Usually I go home on friday nights so I can get up for dance at a normal time, but by a beautiful stroke of luck I took the train last week. And when I got off the train in South Norwalk to transfer to Bethel (which is so great, you’ve never even heard of it) I had what can only be described as “a moment.” All at once, the friendlier people, bright colors and most importantly the crispness of the air whacked me in the face and though the equinox was still a week away, my fall had arrived. Ever since then, I can’t get enough of apples, pumpkins, squash and cinnamon… but I decided I’d better hold off to share my insanity until it was really really fall, and also until I had a recipe worthy of my sentiments to share with you – something truly special. Which luckily, I found today on the first full day of fall! This recipe is inspired by Martha Stewart’s recipe, but with added sherry, more rosemary, cream, garlic and cheese. It tastes vaguely Northern Italian, but distinctly American and very very fall. And the best part is it only takes 1/2 an hour max from start to finish, even for a slow cooker like me!
How about you – do you have a savory way to welcome in the season? We’d love to hear about it!

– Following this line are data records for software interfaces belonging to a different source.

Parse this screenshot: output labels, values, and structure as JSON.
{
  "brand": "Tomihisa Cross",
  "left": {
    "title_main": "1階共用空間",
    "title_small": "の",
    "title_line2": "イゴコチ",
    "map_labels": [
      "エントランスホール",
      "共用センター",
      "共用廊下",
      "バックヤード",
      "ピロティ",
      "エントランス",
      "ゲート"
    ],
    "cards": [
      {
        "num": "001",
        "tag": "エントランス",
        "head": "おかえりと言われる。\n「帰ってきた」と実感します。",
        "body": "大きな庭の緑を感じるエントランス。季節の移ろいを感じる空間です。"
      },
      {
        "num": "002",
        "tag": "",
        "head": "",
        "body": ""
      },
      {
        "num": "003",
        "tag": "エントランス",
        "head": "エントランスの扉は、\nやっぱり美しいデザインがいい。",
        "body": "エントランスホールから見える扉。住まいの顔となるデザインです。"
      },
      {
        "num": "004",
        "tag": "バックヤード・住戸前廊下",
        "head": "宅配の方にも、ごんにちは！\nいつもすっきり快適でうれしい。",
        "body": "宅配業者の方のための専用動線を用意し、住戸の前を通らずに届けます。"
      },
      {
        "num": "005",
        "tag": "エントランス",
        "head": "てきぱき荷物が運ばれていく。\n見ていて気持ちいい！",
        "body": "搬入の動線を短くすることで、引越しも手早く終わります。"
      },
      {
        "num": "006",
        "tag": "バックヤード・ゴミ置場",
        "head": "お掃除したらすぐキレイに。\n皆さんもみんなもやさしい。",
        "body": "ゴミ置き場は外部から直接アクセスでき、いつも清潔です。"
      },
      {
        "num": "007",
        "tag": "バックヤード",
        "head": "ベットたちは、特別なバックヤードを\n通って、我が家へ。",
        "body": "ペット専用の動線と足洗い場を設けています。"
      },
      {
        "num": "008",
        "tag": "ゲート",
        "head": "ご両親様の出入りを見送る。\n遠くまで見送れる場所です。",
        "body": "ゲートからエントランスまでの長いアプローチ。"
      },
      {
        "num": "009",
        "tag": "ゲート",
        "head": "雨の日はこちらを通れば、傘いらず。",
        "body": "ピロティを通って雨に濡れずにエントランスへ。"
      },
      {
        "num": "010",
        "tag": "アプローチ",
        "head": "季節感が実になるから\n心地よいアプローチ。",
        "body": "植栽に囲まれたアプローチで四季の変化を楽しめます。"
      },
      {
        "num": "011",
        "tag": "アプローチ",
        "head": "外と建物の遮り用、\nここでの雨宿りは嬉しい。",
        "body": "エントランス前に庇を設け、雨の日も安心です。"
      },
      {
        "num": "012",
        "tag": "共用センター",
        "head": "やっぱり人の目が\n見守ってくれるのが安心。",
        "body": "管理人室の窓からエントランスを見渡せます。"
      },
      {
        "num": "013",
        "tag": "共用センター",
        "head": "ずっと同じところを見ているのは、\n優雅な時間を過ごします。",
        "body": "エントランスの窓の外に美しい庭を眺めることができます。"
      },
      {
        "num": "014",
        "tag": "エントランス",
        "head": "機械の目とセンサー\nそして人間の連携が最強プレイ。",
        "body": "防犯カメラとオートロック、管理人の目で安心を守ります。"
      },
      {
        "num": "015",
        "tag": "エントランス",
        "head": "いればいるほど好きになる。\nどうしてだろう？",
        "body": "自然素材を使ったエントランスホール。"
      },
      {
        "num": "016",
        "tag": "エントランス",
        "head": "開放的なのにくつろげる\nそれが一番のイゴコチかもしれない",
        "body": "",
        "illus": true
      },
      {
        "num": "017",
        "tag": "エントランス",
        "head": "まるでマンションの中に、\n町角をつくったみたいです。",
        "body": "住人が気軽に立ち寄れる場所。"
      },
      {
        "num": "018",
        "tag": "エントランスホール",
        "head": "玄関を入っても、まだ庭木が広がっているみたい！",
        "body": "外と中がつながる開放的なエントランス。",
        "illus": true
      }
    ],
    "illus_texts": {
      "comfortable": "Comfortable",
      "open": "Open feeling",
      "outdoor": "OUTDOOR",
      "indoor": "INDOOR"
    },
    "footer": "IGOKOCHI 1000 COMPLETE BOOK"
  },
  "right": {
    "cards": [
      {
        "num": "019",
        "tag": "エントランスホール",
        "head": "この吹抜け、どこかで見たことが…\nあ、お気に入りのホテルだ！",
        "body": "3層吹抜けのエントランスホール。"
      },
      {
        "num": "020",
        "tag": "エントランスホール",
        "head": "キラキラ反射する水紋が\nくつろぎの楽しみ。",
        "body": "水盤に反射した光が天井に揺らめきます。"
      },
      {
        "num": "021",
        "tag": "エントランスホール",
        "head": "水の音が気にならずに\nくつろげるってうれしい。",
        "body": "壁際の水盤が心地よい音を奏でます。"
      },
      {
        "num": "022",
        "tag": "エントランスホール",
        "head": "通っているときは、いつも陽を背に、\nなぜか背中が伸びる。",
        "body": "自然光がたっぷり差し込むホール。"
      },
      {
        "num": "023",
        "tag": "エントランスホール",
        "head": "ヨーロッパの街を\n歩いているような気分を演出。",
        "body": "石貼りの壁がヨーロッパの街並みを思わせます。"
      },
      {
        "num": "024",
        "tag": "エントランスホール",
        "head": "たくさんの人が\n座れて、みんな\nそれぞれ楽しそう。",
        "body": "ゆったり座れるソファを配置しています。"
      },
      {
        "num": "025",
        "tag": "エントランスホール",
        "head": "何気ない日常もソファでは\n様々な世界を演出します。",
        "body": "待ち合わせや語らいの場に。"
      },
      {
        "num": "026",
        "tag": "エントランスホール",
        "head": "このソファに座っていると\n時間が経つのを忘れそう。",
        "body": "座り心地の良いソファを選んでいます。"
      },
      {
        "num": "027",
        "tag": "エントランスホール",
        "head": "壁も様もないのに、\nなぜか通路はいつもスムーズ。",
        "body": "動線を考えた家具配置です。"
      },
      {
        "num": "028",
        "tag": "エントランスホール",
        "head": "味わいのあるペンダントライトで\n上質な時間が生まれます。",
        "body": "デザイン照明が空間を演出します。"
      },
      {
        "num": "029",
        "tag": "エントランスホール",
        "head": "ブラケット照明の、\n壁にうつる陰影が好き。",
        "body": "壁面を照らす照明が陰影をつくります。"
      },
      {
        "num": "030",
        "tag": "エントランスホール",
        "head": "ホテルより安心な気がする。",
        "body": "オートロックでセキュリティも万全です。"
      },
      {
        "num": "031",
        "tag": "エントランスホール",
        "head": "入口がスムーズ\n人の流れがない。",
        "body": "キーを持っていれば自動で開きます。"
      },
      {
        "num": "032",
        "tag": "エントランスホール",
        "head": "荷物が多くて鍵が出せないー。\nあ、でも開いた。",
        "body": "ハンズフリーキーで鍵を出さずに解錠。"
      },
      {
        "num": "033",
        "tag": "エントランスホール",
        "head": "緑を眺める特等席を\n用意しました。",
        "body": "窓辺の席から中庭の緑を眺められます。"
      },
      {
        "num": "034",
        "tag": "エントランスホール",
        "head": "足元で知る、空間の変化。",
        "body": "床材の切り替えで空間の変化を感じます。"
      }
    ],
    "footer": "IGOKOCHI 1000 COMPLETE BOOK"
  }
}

Penne with Pumpkin Cream Sauce
From: Gabrielle Siegel, inspired by Martha Stewart
12 oz penne pasta
2 tbsp canola oil
4-5 cloves garlic, finely minced
2 tsp dried rosemary
2.5-3 tbsp sherry
1 (15 oz) can pure pumpkin
3/4 cup half-and-half
1/2-3/4 cup grated parmesan
1 tbsp sugar
Cook pasta, according to package directions, in salted water until al-dente. Drain, and reserve 2 cups water.
Heat oil over medium-high heat in a large saucepan, and sauté garlic and rosemary for 2-3 minutes, until fragrant and slightly toasted
Carefully add the sherry, pumpkin, half-and-half, parmesan and sugar, and stir to combine. Add reserved water in 1/2 cup increments until desired texture is reached.
Add pasta to pan, and stir to coat.
Eat, sprinkled with parmesan and a little rosemary.